REVIEW: ‘Buffy The Vampire Slayer: The Chosen Ones,’ Issue #1

Reading Time: 4 minutes

Buffy The Vampire Slayer: The Chosen Ones #1

The world of the Buffy-verse is vast. As the slayer, Buffy is only one in a long line of chosen women to bear the weight of the world on their shoulders and face dangers that are worse than nightmares. With Buffy The Vampire Slayer: The Chosen Ones from BOOM! Studios, fans of Joss Whedon’s Buffy-verse are set to discover the first full appearances of the Slayers from past eras.

We got our first peek at these heroines in the variant covers for Buffy the Vampire Slayer. Now, in The Chosen Ones, we get to see into their lives as each issue of this one-shot contain multiple stories. For those familiar with the Slayer timeline of the established Buffy-verse, these histories fit into the new reimagined timeline started with Buffy The Vampire Slayer #1 earlier this year.

In The Chosen Ones #1 we get three stories of historical slayers, the first of which is titled “The Mission.” Written by Mairghread Scott, with art from Ornella Sacarese, colors from Wesllei Manoel, and letters by Jime Campbell, we watch the creation of the Hellmouth in 19th century Sunnydale and meet a Native American Slayer named Hutash.

Buffy The Vampire Slayer: The Chosen Ones #1

The monsters in “The Mission” are two-fold, the Spanish who are vampires and the Spanish who are not. Both carry a sense of superiority that leads them to view the indigenous people as less-deserving of the land and less-deserving of life. While this story builds out the lore of the Hellmouth in the heart of Sunnydale it also offers a look at the monstrosity of colonization. There is no difference between the vampires looking to turn the indigenous population into food and the colonizers looking to turn them into slaves.

Through Hutash, we see a fight against both monsters as she pushes her Watcher away and chooses her people over the Council’s mission. Scott’s writing is powerful here and Sacarese’s art is breathtaking. Both worked to bring a powerful story, accented with a beautiful narration of the story from Hutash herself.

The second story in The Chosen Ones #1 is titled “The Eating of Men” and follows a slayer named Silvia, a young girl in 14th century Italy. Written and illlustrated by Celia Lowenthal, this story is far different than the first in this issue. While Hutash is a capable, strong, and aware of the dangers of the world, Silvia is naïve, a child, and still living her life as if that the “man-eater” her friends talk about is nothing more than a legend, not a reality.

Buffy The Vampire Slayer: The Chosen Ones #1

“The Eating of Men” follows Silvia as she discovers the truth about the world and awakens.

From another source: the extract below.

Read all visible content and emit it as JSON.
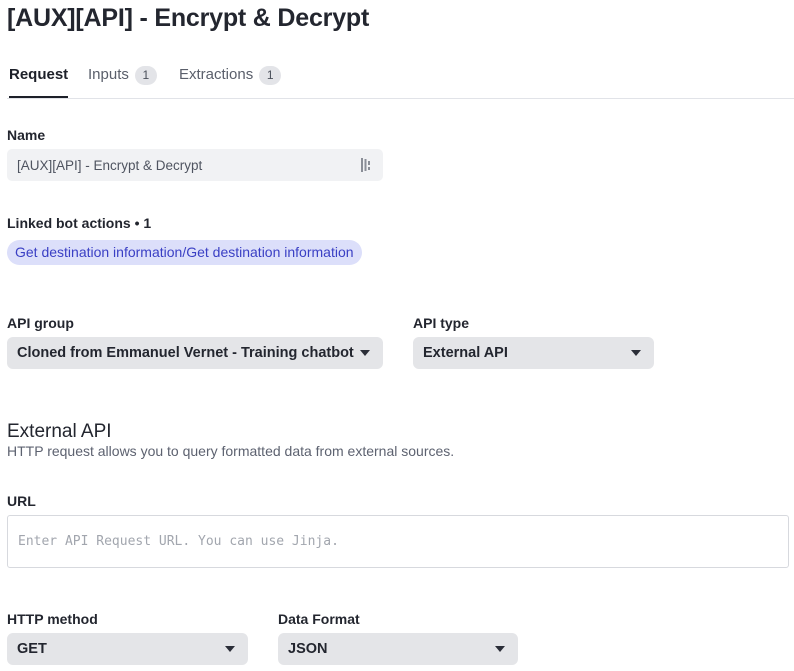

The story is wordy but effective and the art is hard to adjust to given the strength and style of “The Mission.” This story is bathed in reds and blues, with thin linework accenting pages that use simple colors. It adds a pop art feel that grows on you as the story picks up.

“The Eating of Men” is effective as a coming of age story for a Slayer. It offers up a child-like view of the world while breaking it in the same narrative. The variances in Slayer experiences is one to be commended in The Chosen Ones #1 as the third and final story brings more differences.

The last story of this issue is “Behind the Mask,” written and illustrated by Alex Sharpe. It follows a Slayer names Adelaide in 1820 Paris. Adventurous and unafraid, “Behind the Mask” offers up a story that is very different than the other two in The Chosen Ones #1. It’s just fun. There isn’t a larger emotional message, just a slayer who is good at what she does and is unafraid.

Buffy The Vampire Slayer: The Chosen Ones #1

While Sacarese’s art from “The Mission” remains my favorite of the three stories in this number one, Sharpe’s art is a beautiful Nouveau-Vaudeville style that flows on the page, leading you to hear the music from the masquerade as you move through the pages. It’s simplistic in its story and its coloring, mostly yellows with pops of red, but it gets the job done, rounding out the Slayer stories.

Perhaps the saddest part of The Chosen Ones #1 is that “Behind the Mask” takes place 12 years after “The Mission.” Given that only one Slayer can be awakened at any given time it means that Hutash did not live into old age. That being said, Buffy The Vampire Slayer: The Chosen Ones #1 proves to be a wonderful and inspective piece of Slayer lore that also aims to move its audience. As a die-hard Buffy fan, I can’t wait for the rest of this one-shot and how it expands the Buffy-verse.

Buffy The Vampire Slayer: The Chosen Ones #1 is available now.

Rating: 5/5